- Aim of the task -
Every line with the string "photo" must be copied from the entries below.

- Given records -
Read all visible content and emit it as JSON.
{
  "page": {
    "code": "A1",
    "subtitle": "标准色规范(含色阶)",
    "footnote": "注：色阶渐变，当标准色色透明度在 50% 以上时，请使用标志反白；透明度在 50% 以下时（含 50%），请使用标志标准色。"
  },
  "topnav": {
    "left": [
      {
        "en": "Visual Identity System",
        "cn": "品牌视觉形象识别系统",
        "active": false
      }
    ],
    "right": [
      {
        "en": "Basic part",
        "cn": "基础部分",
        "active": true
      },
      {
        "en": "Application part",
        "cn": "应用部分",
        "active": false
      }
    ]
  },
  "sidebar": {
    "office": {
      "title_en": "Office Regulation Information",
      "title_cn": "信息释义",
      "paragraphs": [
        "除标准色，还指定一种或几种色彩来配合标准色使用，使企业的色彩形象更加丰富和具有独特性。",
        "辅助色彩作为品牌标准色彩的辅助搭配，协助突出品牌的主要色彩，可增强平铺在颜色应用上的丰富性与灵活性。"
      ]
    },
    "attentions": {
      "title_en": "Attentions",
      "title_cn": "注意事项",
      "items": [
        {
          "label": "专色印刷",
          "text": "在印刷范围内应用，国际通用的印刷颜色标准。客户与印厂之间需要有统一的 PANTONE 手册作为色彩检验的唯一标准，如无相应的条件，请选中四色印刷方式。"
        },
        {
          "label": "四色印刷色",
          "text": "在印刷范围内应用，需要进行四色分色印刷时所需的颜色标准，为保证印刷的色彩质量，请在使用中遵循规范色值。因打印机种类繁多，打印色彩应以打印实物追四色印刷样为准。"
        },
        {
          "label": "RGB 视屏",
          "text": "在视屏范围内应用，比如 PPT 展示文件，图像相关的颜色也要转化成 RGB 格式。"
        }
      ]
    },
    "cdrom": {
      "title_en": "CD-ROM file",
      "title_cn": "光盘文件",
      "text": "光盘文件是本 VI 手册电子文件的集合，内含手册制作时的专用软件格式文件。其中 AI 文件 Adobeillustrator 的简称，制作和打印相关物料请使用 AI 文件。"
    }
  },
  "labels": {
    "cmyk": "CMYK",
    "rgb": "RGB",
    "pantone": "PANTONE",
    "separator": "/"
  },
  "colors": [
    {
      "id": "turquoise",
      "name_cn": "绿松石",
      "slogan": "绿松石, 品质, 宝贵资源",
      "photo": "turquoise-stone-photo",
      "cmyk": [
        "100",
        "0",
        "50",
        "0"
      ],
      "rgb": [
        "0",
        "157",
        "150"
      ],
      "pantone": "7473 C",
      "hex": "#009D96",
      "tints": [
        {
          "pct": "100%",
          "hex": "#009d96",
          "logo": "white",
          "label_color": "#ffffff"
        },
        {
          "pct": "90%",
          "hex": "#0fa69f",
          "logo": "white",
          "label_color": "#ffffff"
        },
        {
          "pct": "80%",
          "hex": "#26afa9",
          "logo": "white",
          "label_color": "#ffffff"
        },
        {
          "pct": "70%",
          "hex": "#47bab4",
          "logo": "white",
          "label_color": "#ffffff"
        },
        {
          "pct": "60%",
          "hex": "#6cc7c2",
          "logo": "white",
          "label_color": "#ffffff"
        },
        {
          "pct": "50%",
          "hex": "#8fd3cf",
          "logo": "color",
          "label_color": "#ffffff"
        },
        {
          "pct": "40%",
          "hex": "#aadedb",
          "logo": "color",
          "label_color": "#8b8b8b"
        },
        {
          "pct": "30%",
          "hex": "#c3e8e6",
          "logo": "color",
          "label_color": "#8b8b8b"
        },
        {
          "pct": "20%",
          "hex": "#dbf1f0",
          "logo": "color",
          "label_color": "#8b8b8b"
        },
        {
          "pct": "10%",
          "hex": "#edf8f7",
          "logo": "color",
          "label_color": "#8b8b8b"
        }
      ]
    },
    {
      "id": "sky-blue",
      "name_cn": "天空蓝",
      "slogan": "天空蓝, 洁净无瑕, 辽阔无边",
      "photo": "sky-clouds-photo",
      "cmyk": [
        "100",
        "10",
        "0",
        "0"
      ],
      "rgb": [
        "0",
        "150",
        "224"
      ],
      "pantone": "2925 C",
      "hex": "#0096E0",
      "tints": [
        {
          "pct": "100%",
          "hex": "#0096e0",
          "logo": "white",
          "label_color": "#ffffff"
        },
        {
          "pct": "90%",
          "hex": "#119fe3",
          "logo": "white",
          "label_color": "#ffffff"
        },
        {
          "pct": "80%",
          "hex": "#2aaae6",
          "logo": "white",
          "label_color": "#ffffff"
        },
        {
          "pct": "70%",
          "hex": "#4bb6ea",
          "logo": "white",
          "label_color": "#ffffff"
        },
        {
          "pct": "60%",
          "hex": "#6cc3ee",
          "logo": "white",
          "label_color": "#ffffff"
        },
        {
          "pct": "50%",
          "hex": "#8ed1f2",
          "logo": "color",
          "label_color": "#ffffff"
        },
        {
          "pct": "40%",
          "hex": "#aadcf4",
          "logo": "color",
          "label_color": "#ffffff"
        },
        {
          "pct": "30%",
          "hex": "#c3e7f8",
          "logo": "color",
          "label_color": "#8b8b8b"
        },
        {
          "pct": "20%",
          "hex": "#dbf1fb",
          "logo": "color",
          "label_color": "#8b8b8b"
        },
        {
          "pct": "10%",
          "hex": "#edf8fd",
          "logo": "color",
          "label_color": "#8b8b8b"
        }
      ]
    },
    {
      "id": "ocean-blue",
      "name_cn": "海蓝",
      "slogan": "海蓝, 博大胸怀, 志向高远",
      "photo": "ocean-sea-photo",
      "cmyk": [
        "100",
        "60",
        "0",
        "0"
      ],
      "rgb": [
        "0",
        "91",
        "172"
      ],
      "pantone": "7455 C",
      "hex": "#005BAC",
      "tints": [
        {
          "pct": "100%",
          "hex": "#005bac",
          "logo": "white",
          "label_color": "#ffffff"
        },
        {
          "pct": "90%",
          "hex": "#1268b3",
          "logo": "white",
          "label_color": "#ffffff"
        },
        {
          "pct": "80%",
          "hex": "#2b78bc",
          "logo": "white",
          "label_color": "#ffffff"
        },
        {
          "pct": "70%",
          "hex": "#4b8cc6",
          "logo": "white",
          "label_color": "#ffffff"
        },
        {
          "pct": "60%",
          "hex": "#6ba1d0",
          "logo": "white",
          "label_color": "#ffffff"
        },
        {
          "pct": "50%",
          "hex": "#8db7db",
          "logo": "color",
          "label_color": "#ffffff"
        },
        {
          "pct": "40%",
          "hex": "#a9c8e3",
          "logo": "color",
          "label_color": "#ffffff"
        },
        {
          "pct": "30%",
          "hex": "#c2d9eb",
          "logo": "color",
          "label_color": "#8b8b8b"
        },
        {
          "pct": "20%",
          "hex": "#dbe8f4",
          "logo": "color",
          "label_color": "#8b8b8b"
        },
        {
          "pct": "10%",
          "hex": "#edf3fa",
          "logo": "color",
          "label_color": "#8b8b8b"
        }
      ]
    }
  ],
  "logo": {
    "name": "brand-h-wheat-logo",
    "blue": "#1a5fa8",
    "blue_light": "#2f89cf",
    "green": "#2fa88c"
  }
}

- Exercise solution -
      "photo": "turquoise-stone-photo",
      "photo": "sky-clouds-photo",
      "photo": "ocean-sea-photo",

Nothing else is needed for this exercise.